“It was shepherd’s pie and runner beans for lunch, and Daddies sauce. Which was a particular treat because it was never allowed in the dining room when our parents were there, which seemed a pit because it had a quite interesting picture on it of a very happy father and mother and their children, and the father was smiling like anything and holding the bottle of sauce. That was why it was called Daddies, you see. But it was a very good sauce anyway, and it went down a treat, as Lally said, with a bit of shepherd’s pie. And then there was treacle tart for pudding, only because it was still summertime, and we’d had it hot the day before. We had it cold with clotted cream from the Court Dairy, and it was really pretty good, all sticky and crinkly.”
The voice and the words there, and throughout this memoir are those of a child. They are simple, precise and unsentimental, and they paint pictures beautifully. But they are filtered through an adult understanding. The boy didn’t understand the significance of the words ‘she might lose it’ when his mother fell on the stairs but the adult did, and so the boy reported that incident.
Those moments like that were the smallest of distractions; I was completely captivated by this evocation of an idyllic childhood. There was little incident – just an occasional visitor, an occasional trip – but young lives were lived.
Lally was indispensable. She had been nanny – she still was, even though her charges considered themselves far too grown up for these things – and she kept the household running smoothly. It is to her that this book is dedicated.
It is the story of a happy family, in a world that would soon be changed forever by World War II.
The highlight came at Christmas.
“The most beautiful tree you’ve ever seen. All gold and silver. Shining in the firelight. And we all cried out in surprise, and our father said the only thing was not to touch it really, because it was all made of holly branches and he’s had to paint all the leaves gold and silver by hand and it had taken him half the night. Our mother said that was his punishment for forgetting the tree in the first place, and Lally said it was a good thing she wasn’t about to do any washing because her clothes’ prop was now covered in holly and thick as a hedgehog with nails, and our father said that there was quite a gap in the fence down at the Daukeses’ cottage.”

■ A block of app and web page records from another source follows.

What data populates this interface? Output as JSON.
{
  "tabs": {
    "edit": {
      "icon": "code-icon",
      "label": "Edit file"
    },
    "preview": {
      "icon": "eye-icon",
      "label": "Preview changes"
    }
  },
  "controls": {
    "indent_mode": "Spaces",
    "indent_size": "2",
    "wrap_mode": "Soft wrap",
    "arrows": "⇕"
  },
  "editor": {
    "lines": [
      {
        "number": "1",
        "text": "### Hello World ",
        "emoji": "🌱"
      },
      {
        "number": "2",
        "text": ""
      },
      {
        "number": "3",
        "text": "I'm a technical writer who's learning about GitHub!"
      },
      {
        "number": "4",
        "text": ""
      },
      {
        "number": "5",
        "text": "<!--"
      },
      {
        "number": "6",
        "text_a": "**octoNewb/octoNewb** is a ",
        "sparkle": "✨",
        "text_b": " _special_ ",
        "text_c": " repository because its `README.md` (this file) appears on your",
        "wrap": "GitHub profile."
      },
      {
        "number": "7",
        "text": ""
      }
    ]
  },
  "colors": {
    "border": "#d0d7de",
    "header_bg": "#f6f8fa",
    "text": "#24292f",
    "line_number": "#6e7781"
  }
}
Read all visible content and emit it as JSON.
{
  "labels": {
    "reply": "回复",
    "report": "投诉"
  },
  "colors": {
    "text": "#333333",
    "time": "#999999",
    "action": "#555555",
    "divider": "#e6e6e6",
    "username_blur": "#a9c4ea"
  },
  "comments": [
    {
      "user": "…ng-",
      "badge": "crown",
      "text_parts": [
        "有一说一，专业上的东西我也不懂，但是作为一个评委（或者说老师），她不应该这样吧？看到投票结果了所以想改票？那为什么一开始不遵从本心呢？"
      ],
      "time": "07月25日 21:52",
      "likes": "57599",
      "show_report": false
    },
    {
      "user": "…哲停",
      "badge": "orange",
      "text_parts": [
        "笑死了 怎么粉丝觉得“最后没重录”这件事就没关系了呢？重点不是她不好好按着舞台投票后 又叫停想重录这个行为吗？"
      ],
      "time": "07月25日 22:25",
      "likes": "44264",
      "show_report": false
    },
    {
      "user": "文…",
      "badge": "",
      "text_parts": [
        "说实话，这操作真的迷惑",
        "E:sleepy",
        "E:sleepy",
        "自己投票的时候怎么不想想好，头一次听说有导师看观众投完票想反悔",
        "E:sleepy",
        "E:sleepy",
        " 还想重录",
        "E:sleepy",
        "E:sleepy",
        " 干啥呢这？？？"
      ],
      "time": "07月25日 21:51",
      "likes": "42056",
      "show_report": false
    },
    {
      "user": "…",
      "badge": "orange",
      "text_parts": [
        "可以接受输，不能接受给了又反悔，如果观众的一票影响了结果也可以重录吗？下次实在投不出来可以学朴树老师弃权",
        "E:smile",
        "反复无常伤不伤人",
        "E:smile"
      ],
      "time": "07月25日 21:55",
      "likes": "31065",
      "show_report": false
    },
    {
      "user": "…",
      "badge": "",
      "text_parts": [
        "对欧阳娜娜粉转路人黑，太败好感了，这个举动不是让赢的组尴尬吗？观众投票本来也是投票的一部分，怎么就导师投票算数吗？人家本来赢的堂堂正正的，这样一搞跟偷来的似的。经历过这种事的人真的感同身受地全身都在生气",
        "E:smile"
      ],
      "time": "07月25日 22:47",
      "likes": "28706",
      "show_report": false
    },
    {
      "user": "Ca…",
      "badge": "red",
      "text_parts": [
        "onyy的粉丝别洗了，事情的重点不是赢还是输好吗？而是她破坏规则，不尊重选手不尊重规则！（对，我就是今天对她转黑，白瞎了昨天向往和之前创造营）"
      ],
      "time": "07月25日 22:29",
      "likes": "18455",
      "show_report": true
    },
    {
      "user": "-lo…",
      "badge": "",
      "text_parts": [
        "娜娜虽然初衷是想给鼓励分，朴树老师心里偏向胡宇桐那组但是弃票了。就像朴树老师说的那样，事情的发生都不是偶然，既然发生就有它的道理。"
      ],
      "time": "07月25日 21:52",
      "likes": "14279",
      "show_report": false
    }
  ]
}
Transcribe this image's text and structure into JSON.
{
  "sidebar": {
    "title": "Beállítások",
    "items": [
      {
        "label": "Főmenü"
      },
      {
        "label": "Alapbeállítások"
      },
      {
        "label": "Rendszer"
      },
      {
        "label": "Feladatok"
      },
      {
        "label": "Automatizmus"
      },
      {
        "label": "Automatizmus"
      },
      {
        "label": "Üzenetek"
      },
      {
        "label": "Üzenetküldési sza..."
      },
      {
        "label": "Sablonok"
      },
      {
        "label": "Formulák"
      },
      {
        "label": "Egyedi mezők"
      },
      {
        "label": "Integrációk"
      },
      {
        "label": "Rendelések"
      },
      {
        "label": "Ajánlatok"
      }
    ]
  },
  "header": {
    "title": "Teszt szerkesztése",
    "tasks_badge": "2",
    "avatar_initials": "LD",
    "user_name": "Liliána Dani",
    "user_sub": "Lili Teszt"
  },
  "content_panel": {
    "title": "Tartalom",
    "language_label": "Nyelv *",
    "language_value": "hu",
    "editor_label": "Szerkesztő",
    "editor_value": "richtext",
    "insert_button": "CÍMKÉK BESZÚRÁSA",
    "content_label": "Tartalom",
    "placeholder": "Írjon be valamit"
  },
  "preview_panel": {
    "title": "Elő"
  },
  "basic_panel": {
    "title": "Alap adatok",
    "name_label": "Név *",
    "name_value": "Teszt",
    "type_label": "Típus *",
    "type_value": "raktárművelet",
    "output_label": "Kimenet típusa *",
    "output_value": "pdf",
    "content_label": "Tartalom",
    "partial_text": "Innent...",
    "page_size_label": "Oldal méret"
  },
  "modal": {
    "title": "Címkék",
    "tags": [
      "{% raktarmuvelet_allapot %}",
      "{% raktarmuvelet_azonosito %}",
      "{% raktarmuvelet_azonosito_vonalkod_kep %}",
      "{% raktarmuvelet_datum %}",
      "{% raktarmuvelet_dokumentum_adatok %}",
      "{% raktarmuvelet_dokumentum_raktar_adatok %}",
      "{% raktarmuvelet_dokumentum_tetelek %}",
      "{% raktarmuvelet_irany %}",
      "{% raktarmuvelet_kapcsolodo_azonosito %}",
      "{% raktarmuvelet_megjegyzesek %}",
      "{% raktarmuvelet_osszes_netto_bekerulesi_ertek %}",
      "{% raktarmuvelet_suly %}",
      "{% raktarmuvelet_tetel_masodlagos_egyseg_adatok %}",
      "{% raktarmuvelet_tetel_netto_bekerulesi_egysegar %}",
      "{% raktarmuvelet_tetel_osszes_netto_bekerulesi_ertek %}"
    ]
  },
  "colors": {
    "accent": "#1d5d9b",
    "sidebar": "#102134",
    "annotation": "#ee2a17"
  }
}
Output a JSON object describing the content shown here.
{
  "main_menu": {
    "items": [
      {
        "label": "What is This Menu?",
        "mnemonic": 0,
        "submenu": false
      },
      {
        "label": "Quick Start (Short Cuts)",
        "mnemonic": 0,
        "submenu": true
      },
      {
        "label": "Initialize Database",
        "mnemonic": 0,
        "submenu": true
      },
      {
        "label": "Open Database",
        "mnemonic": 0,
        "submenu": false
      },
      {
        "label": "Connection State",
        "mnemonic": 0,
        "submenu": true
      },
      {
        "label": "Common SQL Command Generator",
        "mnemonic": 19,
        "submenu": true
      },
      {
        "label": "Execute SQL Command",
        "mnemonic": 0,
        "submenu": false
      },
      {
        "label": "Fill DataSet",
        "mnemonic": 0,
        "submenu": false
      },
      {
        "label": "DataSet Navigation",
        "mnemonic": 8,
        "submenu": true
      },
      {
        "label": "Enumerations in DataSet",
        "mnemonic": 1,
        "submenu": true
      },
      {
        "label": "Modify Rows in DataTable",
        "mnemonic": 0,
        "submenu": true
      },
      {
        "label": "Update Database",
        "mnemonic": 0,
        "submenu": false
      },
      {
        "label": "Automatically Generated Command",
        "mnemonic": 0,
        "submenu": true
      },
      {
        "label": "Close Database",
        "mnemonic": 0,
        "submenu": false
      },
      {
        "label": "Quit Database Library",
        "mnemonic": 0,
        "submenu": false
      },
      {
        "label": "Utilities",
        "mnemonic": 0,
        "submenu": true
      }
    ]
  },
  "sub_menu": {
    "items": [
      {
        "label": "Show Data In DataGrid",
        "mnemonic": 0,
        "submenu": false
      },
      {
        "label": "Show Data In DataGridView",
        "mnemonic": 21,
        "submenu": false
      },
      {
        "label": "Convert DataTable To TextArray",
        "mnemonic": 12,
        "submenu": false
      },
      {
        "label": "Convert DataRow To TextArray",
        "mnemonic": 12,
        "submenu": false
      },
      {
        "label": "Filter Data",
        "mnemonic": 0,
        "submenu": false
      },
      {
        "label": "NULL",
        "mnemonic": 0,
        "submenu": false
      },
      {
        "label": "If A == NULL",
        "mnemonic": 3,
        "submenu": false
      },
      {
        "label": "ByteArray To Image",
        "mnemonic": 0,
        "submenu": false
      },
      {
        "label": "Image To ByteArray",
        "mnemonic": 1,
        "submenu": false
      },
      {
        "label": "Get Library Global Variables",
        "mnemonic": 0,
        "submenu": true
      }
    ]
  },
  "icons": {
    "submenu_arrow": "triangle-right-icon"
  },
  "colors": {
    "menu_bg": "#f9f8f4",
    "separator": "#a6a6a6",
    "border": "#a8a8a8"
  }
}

And the lowest moments where when Lally fell ill. The terrible fear that she might die, that she might not be coming back. And the realisation that, loved though she was, she was not one of the family and came from a very different world.
Everything important in a young life is here, sights, sounds, incidents perfectly recalled more than fifty years after the fact.
The result is a lovely little book, with the power to pull you back to another time and place.